Attorney: Woman to receive $335,000 in suit against police
DENVER (AP) — A Colorado woman who accused a police sergeant of throwing her to the ground and stomping on her head outside the emergency room where her boyfriend was treated for a gunshot wound will receive $335,000 in a legal settlement, her attorney said Tuesday.
OyZhana Williams filed a federal civil rights lawsuit in September in Denver, accusing Aurora Police Sgt. Mike Hawkins of assault based on surveillance footage her attorneys obtained from the emergency room. The suit also accused Officers Jordan Odneal and Jose Ortiz of filing false reports that led to her arrest for assaulting an officer.
Williams was held in jail for eight days and worried she was facing years in prison until prosecutors dropped the charges more than ten months later, according to the lawsuit.
Adam Frank, one of Williams’ attorneys, said the surveillance video ultimately prevented his client from having to make “a horrific choice: go to trial and put her word up against the word of three police officers swearing to a consistent (though false) story, or plead guilty to something she did not do to avoid the threat of prison.”
Aurora City Attorney Mike Hyman said in a statement that the city admitted no liability as part of the settlement.
“This case was settled for the reason that many cases are settled - to avoid the cost of prolonged litigation,” Hyman said. “That cost would have far exceeded the value of the settlement.”
According to her attorneys, Williams took her boyfriend, Blake Newton, to the UCHealth emergency room east of Denver after he was shot early on Dec. 22, 2015. The police arrived there to investigate Newton’s shooting, the lawsuit said.
One of the officers — Sgt. Mike Hawkins — told Williams that he needed to search her car, then have it towed as part of the shooting investigation. She let him search the car without interference but later objected when Hawkins ordered her to give him her car keys, the lawsuit said.
The silent video released by Williams’ attorneys shows an officer, identified in the lawsuit as Hawkins, grabbing Williams who is trying to enter the backseat of a police car, pulling her out and struggling with her.

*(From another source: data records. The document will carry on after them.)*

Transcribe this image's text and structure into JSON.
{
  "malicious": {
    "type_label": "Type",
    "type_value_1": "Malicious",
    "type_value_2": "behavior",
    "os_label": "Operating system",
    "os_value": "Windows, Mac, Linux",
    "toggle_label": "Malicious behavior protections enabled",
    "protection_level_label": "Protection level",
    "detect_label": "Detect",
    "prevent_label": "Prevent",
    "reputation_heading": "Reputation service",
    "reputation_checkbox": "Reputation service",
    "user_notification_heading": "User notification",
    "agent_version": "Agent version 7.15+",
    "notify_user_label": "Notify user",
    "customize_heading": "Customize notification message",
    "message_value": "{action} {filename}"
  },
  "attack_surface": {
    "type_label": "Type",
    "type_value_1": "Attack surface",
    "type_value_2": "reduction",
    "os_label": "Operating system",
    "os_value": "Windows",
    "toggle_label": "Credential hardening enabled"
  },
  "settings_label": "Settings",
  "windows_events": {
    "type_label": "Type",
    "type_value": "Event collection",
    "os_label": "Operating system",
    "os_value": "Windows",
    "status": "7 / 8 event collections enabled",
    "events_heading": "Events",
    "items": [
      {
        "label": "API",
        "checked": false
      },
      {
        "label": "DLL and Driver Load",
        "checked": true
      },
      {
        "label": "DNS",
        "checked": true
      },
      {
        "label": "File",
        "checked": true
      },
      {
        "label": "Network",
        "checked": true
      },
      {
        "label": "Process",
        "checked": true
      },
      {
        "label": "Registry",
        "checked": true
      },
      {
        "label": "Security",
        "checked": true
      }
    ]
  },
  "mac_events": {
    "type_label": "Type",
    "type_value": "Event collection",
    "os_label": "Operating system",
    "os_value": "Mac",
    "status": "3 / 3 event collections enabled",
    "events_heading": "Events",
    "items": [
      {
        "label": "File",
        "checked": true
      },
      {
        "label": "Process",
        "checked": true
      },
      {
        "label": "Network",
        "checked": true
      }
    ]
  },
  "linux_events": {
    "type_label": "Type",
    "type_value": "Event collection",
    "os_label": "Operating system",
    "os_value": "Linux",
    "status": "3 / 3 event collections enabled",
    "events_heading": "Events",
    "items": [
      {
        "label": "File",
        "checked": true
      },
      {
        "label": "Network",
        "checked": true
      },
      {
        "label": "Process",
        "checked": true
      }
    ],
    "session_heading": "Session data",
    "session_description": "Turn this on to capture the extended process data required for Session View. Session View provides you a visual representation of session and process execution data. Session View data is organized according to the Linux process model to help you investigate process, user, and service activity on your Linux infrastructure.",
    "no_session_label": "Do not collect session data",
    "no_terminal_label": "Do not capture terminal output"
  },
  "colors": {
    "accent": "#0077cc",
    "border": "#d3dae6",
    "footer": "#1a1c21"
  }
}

Another officer then grabs Williams, helping Hawkins to take the woman to the ground. When two more police officers run over, Hawkins stands and appears to move his left leg up and down once.
Williams’ lawsuit said her head was driven into the pavement when she was tackled and Hawkins “stomped on Ms. Williams head while she was laying (sic) on the pavement.” The video doesn’t show this moment because one of the officers is kneeling on the ground in front of Williams’ head.
Based on the footage, the suit also accused Hawkins, Odneal and Ortiz of writing false or misleading reports to justify Williams’ arrest for assaulting an officer.
Aurora Police spokesman Sgt. Chris Neiman said Tuesday that Hawkins retired in January. The department announced that Hawkins was on an administrative assignment in September when the lawsuit was filed.
Neiman said the two other officers named in the lawsuit are still employed by the department. He would not discuss their assignments but said an investigation by the department’s Internal Affairs Bureau is continuing.